Posted October 29, 2018 08:59:25With Ember 2 and 2.0.0 coming soon, it’s time to start putting some numbers to the new and exciting new features.
We’ve already looked at some of the most notable changes coming to Ember 2, and now it’s the time to dive into the first major new feature in Ember 2: Ember 2 is now completely modular.
As developers, we’re going to have to learn a lot about how to integrate Ember 2 into our workflow, and we’re sure that the documentation will help us make the transition.
For Ember 2 developers, the next major step will be to integrate the new Ember 2 modules into our Ember 2 application.
We’ll be building our first test cases to see how this will work, but in the mean time, you can find more information on the new modules at the Ember 2 wiki.
Ember 2 is modular, so it can be difficult to make sure Ember 2 applications run properly on a large scale.
In addition to building Ember 2 apps from the ground up, you’ll also want to be careful with the data you’re building and managing on your Ember 2 projects.
The goal of this article is to provide you with a quick overview of Ember.js modules, as well as the steps you can take to build your first Ember 2 project.
Ember 2 Modules in Ember 1.x and Ember 2 In Ember 1, modules were just another tool in your tool belt.
You could use them to add functionality to your Ember 1 applications, or to extend existing modules.
This approach was a little bit more “plug and play,” but it meant that you had to spend a lot of time learning about modules, because Ember 2 makes it really easy to add new functionality to modules.
With Ember 1 and Ember 1 0.8, we started to make it possible for developers to create custom modules.
Ember 1 modules were written in the CommonJS style, which meant that they were easily portable between projects.
This is where the popularity of Ember 1 began, as many developers wanted to create their own modules, and it helped that Ember 1 developers could be confident that the Ember 1 module system was robust and up to date.
But this popularity was not the only benefit Ember 2 had over Ember 1: modularity was a big part of its appeal.
With modularity, you could create a module that is easy to build, deploy, and test on multiple devices.
With Ember 2 , modules can be added to a single Ember 2 template that can be shared across multiple Ember 2 templates.
When you build your Ember application with Ember 2 or Ember 2 0.9.x, Ember 2’s modules will be automatically installed in the Ember application, which means that they can be easily shared with any Ember 2 app.
If you want to add a new module to a template that already has a module already installed, you simply have to copy the template into your Ember app and run the addon add Ember module.

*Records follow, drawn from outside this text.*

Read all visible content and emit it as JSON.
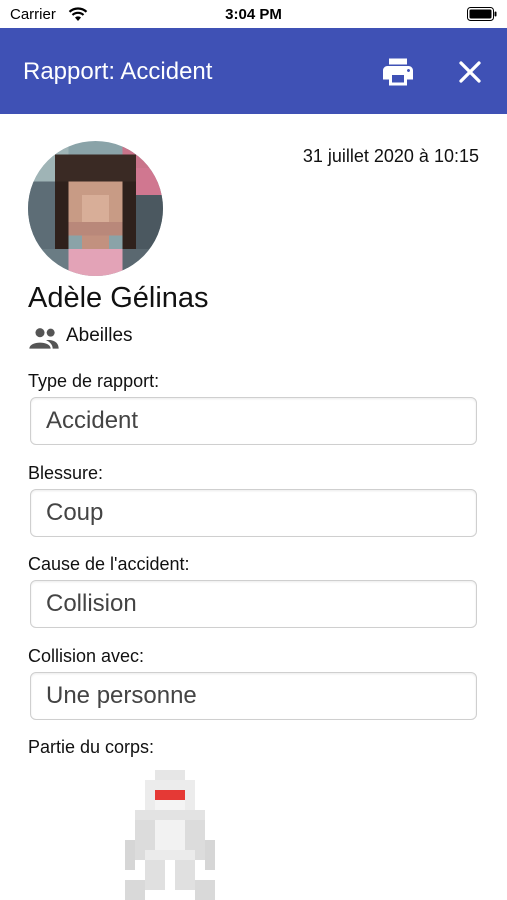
{
  "status_bar": {
    "carrier": "Carrier",
    "time": "3:04 PM"
  },
  "app_bar": {
    "title": "Rapport: Accident",
    "color": "#3f51b5",
    "icons": [
      "printer-icon",
      "close-icon"
    ]
  },
  "report": {
    "date": "31 juillet 2020 à 10:15",
    "person": {
      "name": "Adèle Gélinas",
      "group": "Abeilles"
    },
    "fields": [
      {
        "label": "Type de rapport:",
        "value": "Accident"
      },
      {
        "label": "Blessure:",
        "value": "Coup"
      },
      {
        "label": "Cause de l'accident:",
        "value": "Collision"
      },
      {
        "label": "Collision avec:",
        "value": "Une personne"
      }
    ],
    "body_part_label": "Partie du corps:",
    "highlight_color": "#e53935"
  }
}
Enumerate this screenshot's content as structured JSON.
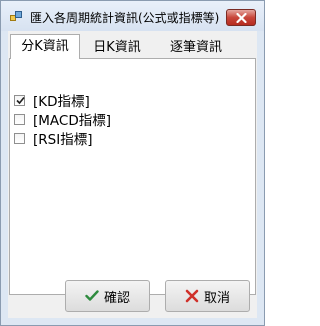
{
  "window": {
    "title": "匯入各周期統計資訊(公式或指標等)"
  },
  "tabs": [
    {
      "label": "分K資訊",
      "active": true
    },
    {
      "label": "日K資訊",
      "active": false
    },
    {
      "label": "逐筆資訊",
      "active": false
    }
  ],
  "options": [
    {
      "label": "[KD指標]",
      "checked": true
    },
    {
      "label": "[MACD指標]",
      "checked": false
    },
    {
      "label": "[RSI指標]",
      "checked": false
    }
  ],
  "buttons": {
    "ok_label": "確認",
    "cancel_label": "取消"
  },
  "colors": {
    "close_button": "#c8463b",
    "ok_icon": "#2e8b3e",
    "cancel_icon": "#d0302a"
  },
  "icons": {
    "app": "app-window-icon",
    "close": "close-icon",
    "ok": "checkmark-icon",
    "cancel": "x-icon"
  }
}
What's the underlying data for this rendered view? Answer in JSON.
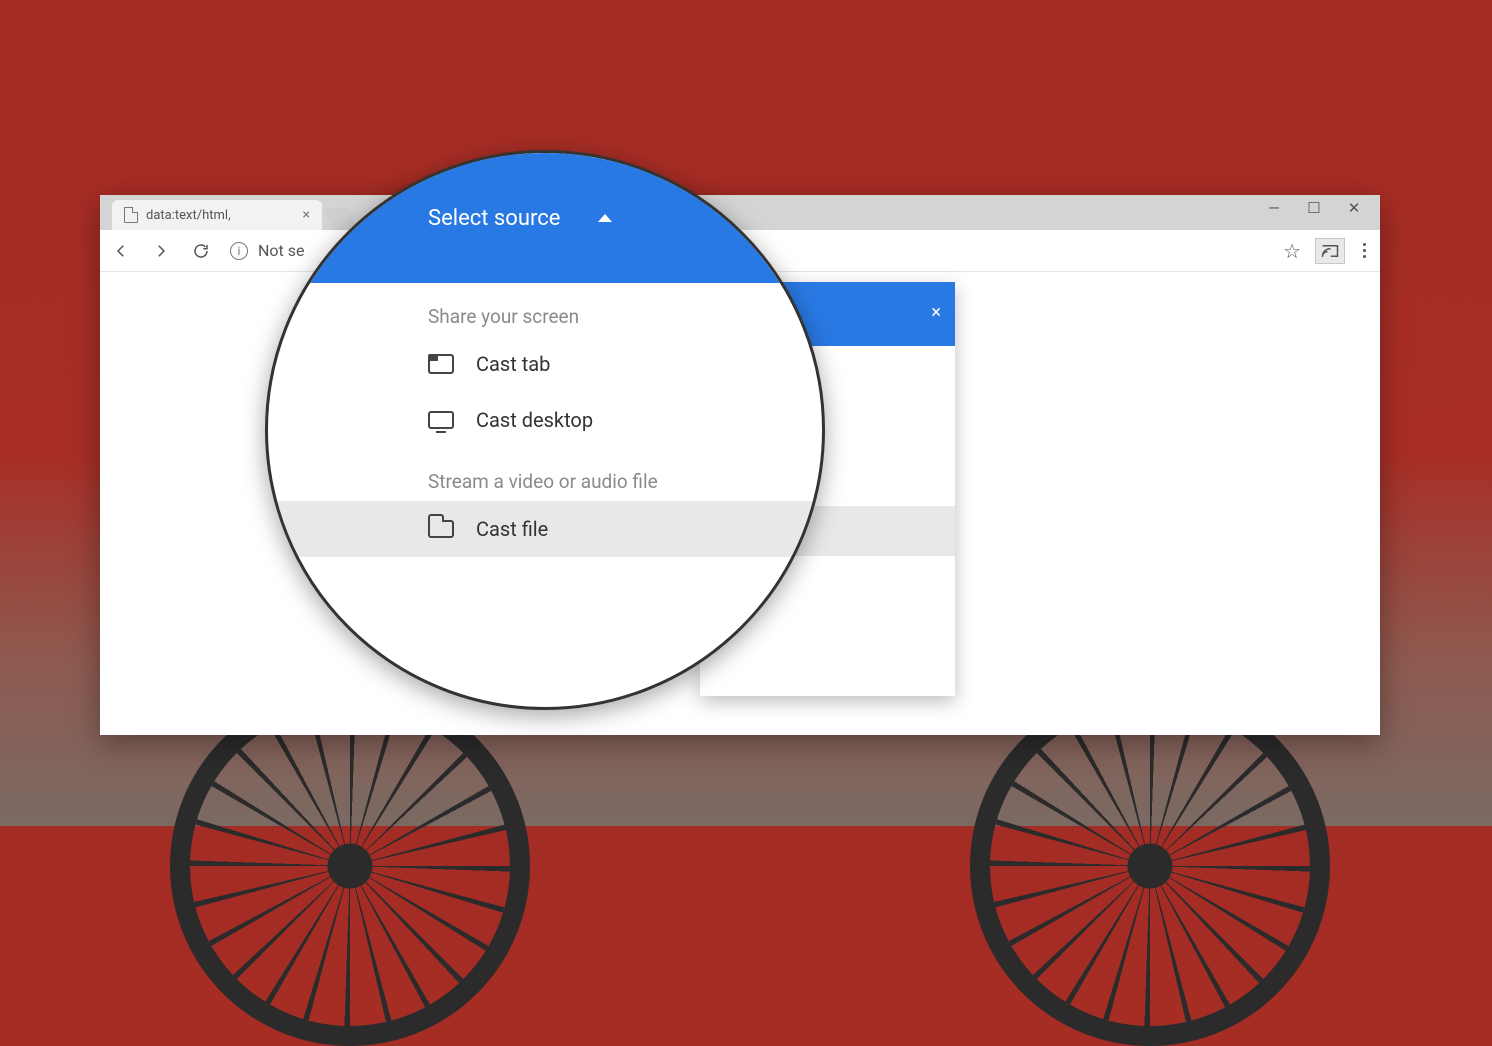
{
  "browser": {
    "tab_label": "data:text/html,",
    "address_text": "Not se",
    "window_buttons": {
      "min": "—",
      "max": "▢",
      "close": "✕"
    }
  },
  "cast_popup": {
    "close_label": "×"
  },
  "zoom_menu": {
    "header": "Select source",
    "section1": "Share your screen",
    "opt_tab": "Cast tab",
    "opt_desktop": "Cast desktop",
    "section2": "Stream a video or audio file",
    "opt_file": "Cast file"
  }
}
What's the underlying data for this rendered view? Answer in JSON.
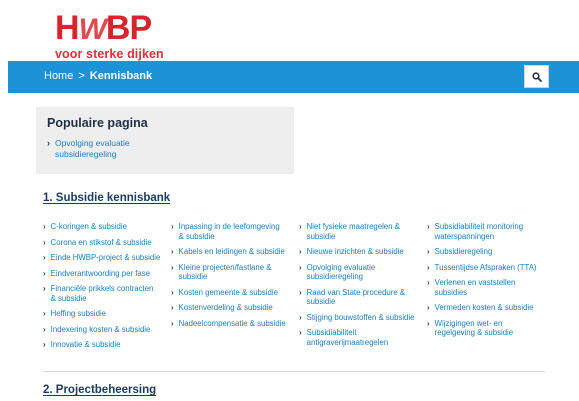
{
  "logo": {
    "brand_h": "H",
    "brand_w": "W",
    "brand_bp": "BP",
    "tagline": "voor sterke dijken"
  },
  "nav": {
    "home": "Home",
    "separator": ">",
    "current": "Kennisbank",
    "search_icon": "search-icon"
  },
  "popular": {
    "title": "Populaire pagina",
    "items": [
      "Opvolging evaluatie subsidieregeling"
    ]
  },
  "sections": [
    {
      "title": "1. Subsidie kennisbank",
      "columns": [
        [
          "C-koringen & subsidie",
          "Corona en stikstof & subsidie",
          "Einde HWBP-project & subsidie",
          "Eindverantwoording per fase",
          "Financiële prikkels contracten & subsidie",
          "Heffing subsidie",
          "Indexering kosten & subsidie",
          "Innovatie & subsidie"
        ],
        [
          "Inpassing in de leefomgeving & subsidie",
          "Kabels en leidingen & subsidie",
          "Kleine projecten/fastlane & subsidie",
          "Kosten gemeente & subsidie",
          "Kostenverdeling & subsidie",
          "Nadeelcompensatie & subsidie"
        ],
        [
          "Niet fysieke maatregelen & subsidie",
          "Nieuwe inzichten & subsidie",
          "Opvolging evaluatie subsidieregeling",
          "Raad van State procedure & subsidie",
          "Stijging bouwstoffen & subsidie",
          "Subsidiabiliteit antigraverijmaatregelen"
        ],
        [
          "Subsidiabiliteit monitoring waterspanningen",
          "Subsidieregeling",
          "Tussentijdse Afspraken (TTA)",
          "Verlenen en vaststellen subsidies",
          "Vermeden kosten & subsidie",
          "Wijzigingen wet- en regelgeving & subsidie"
        ]
      ]
    },
    {
      "title": "2. Projectbeheersing"
    }
  ],
  "colors": {
    "nav_bg": "#1b93d6",
    "link": "#1b7ec2",
    "brand_red": "#d8242c",
    "heading": "#1f3a5a"
  }
}
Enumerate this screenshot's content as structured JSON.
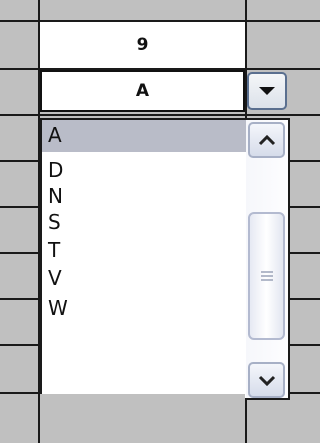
{
  "cells": {
    "header_value": "9",
    "selected_value": "A"
  },
  "dropdown": {
    "button_icon": "chevron-down-icon",
    "options": [
      "A",
      "D",
      "N",
      "S",
      "T",
      "V",
      "W"
    ],
    "selected_index": 0
  },
  "scrollbar": {
    "up_icon": "chevron-up-icon",
    "down_icon": "chevron-down-icon",
    "grip_icon": "grip-lines-icon"
  }
}
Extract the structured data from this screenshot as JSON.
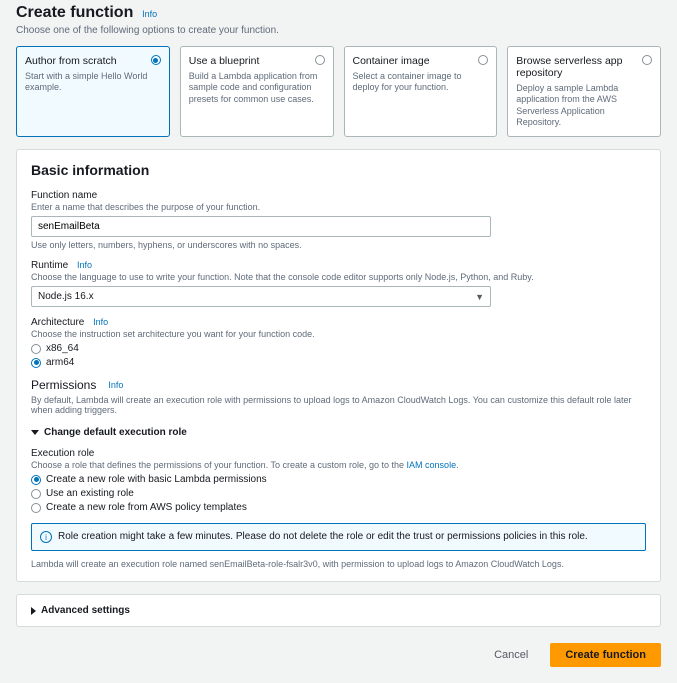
{
  "page": {
    "title": "Create function",
    "info": "Info",
    "subtitle": "Choose one of the following options to create your function."
  },
  "options": [
    {
      "title": "Author from scratch",
      "desc": "Start with a simple Hello World example."
    },
    {
      "title": "Use a blueprint",
      "desc": "Build a Lambda application from sample code and configuration presets for common use cases."
    },
    {
      "title": "Container image",
      "desc": "Select a container image to deploy for your function."
    },
    {
      "title": "Browse serverless app repository",
      "desc": "Deploy a sample Lambda application from the AWS Serverless Application Repository."
    }
  ],
  "basic": {
    "heading": "Basic information",
    "fnname_label": "Function name",
    "fnname_sub": "Enter a name that describes the purpose of your function.",
    "fnname_value": "senEmailBeta",
    "fnname_help": "Use only letters, numbers, hyphens, or underscores with no spaces.",
    "runtime_label": "Runtime",
    "runtime_sub": "Choose the language to use to write your function. Note that the console code editor supports only Node.js, Python, and Ruby.",
    "runtime_value": "Node.js 16.x",
    "arch_label": "Architecture",
    "arch_sub": "Choose the instruction set architecture you want for your function code.",
    "arch_x86": "x86_64",
    "arch_arm": "arm64",
    "perm_title": "Permissions",
    "perm_desc": "By default, Lambda will create an execution role with permissions to upload logs to Amazon CloudWatch Logs. You can customize this default role later when adding triggers.",
    "change_role": "Change default execution role",
    "exec_role_label": "Execution role",
    "exec_role_sub_pre": "Choose a role that defines the permissions of your function. To create a custom role, go to the ",
    "exec_role_sub_link": "IAM console",
    "exec_role_sub_post": ".",
    "role_opt1": "Create a new role with basic Lambda permissions",
    "role_opt2": "Use an existing role",
    "role_opt3": "Create a new role from AWS policy templates",
    "role_info": "Role creation might take a few minutes. Please do not delete the role or edit the trust or permissions policies in this role.",
    "role_gen": "Lambda will create an execution role named senEmailBeta-role-fsalr3v0, with permission to upload logs to Amazon CloudWatch Logs."
  },
  "adv": {
    "heading": "Advanced settings"
  },
  "footer": {
    "cancel": "Cancel",
    "create": "Create function"
  }
}
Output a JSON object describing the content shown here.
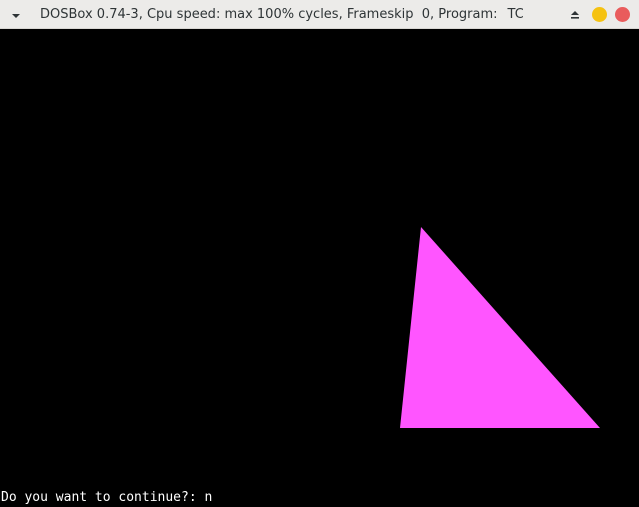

You can add modules to Ember templates from the module menu.
For example, if you want a module to be accessible to all users, you’d click the Add Module button and then click the Load module button.
To add a module as a dependency to an existing template, just click the load module button and type in the name of the module that you want added.
Once you’ve done that, you’re ready to use it.
If a module is missing, it’ll show up as a “Not Found” error in the template.
Modules are only available in the Module menu.
The module menu is divided into two tabs: the Module and View tab, and the Views tab.
The View tab is where you can create a new template, or you can see the contents of the current template.
To view a module, click the Module icon in the module tab, then choose View in the menu.
If you want more information about Ember.composers, we recommend checking out the Ember.modules and Ember.components guides.